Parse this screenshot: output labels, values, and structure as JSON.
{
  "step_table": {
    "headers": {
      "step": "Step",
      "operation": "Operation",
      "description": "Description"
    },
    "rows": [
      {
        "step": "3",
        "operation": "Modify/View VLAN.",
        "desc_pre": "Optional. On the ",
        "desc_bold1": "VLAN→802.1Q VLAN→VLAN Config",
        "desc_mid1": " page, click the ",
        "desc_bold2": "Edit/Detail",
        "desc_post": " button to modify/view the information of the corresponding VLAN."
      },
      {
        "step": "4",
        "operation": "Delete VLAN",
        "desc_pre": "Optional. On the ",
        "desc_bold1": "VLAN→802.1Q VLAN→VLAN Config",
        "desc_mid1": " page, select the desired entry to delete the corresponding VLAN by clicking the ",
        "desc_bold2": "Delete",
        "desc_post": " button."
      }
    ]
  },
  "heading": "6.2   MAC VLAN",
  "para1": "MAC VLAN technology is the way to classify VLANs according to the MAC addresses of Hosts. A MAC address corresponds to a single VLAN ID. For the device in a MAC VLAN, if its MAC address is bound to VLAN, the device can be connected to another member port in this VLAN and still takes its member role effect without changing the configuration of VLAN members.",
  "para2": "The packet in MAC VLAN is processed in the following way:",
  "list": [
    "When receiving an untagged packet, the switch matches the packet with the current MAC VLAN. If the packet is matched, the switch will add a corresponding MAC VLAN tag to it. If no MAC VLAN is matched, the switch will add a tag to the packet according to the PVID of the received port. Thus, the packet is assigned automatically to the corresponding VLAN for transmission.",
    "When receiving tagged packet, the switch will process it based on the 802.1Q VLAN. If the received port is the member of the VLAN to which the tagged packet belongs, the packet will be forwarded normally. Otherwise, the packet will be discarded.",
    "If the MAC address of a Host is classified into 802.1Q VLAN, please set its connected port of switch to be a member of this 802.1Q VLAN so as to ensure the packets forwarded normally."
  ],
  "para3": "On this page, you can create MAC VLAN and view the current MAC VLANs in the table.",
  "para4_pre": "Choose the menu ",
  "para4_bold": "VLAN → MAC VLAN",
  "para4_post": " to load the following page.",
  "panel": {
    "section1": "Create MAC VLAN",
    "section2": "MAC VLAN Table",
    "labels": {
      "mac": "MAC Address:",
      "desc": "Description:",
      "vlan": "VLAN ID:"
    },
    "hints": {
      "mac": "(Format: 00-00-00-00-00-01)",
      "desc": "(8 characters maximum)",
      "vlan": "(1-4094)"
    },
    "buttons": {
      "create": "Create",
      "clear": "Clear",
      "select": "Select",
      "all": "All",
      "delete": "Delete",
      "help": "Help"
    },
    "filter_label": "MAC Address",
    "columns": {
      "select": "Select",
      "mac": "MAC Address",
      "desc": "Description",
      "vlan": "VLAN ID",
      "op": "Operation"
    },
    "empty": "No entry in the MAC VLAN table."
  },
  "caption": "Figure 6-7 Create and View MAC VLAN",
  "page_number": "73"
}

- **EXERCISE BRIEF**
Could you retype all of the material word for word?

- **RESULT OF THIS EXERCISE**
Parse this screenshot: output labels, values, and structure as JSON.
{
  "step_table": {
    "headers": {
      "step": "Step",
      "operation": "Operation",
      "description": "Description"
    },
    "rows": [
      {
        "step": "3",
        "operation": "Modify/View VLAN.",
        "desc_pre": "Optional. On the ",
        "desc_bold1": "VLAN→802.1Q VLAN→VLAN Config",
        "desc_mid1": " page, click the ",
        "desc_bold2": "Edit/Detail",
        "desc_post": " button to modify/view the information of the corresponding VLAN."
      },
      {
        "step": "4",
        "operation": "Delete VLAN",
        "desc_pre": "Optional. On the ",
        "desc_bold1": "VLAN→802.1Q VLAN→VLAN Config",
        "desc_mid1": " page, select the desired entry to delete the corresponding VLAN by clicking the ",
        "desc_bold2": "Delete",
        "desc_post": " button."
      }
    ]
  },
  "heading": "6.2   MAC VLAN",
  "para1": "MAC VLAN technology is the way to classify VLANs according to the MAC addresses of Hosts. A MAC address corresponds to a single VLAN ID. For the device in a MAC VLAN, if its MAC address is bound to VLAN, the device can be connected to another member port in this VLAN and still takes its member role effect without changing the configuration of VLAN members.",
  "para2": "The packet in MAC VLAN is processed in the following way:",
  "list": [
    "When receiving an untagged packet, the switch matches the packet with the current MAC VLAN. If the packet is matched, the switch will add a corresponding MAC VLAN tag to it. If no MAC VLAN is matched, the switch will add a tag to the packet according to the PVID of the received port. Thus, the packet is assigned automatically to the corresponding VLAN for transmission.",
    "When receiving tagged packet, the switch will process it based on the 802.1Q VLAN. If the received port is the member of the VLAN to which the tagged packet belongs, the packet will be forwarded normally. Otherwise, the packet will be discarded.",
    "If the MAC address of a Host is classified into 802.1Q VLAN, please set its connected port of switch to be a member of this 802.1Q VLAN so as to ensure the packets forwarded normally."
  ],
  "para3": "On this page, you can create MAC VLAN and view the current MAC VLANs in the table.",
  "para4_pre": "Choose the menu ",
  "para4_bold": "VLAN → MAC VLAN",
  "para4_post": " to load the following page.",
  "panel": {
    "section1": "Create MAC VLAN",
    "section2": "MAC VLAN Table",
    "labels": {
      "mac": "MAC Address:",
      "desc": "Description:",
      "vlan": "VLAN ID:"
    },
    "hints": {
      "mac": "(Format: 00-00-00-00-00-01)",
      "desc": "(8 characters maximum)",
      "vlan": "(1-4094)"
    },
    "buttons": {
      "create": "Create",
      "clear": "Clear",
      "select": "Select",
      "all": "All",
      "delete": "Delete",
      "help": "Help"
    },
    "filter_label": "MAC Address",
    "columns": {
      "select": "Select",
      "mac": "MAC Address",
      "desc": "Description",
      "vlan": "VLAN ID",
      "op": "Operation"
    },
    "empty": "No entry in the MAC VLAN table."
  },
  "caption": "Figure 6-7 Create and View MAC VLAN",
  "page_number": "73"
}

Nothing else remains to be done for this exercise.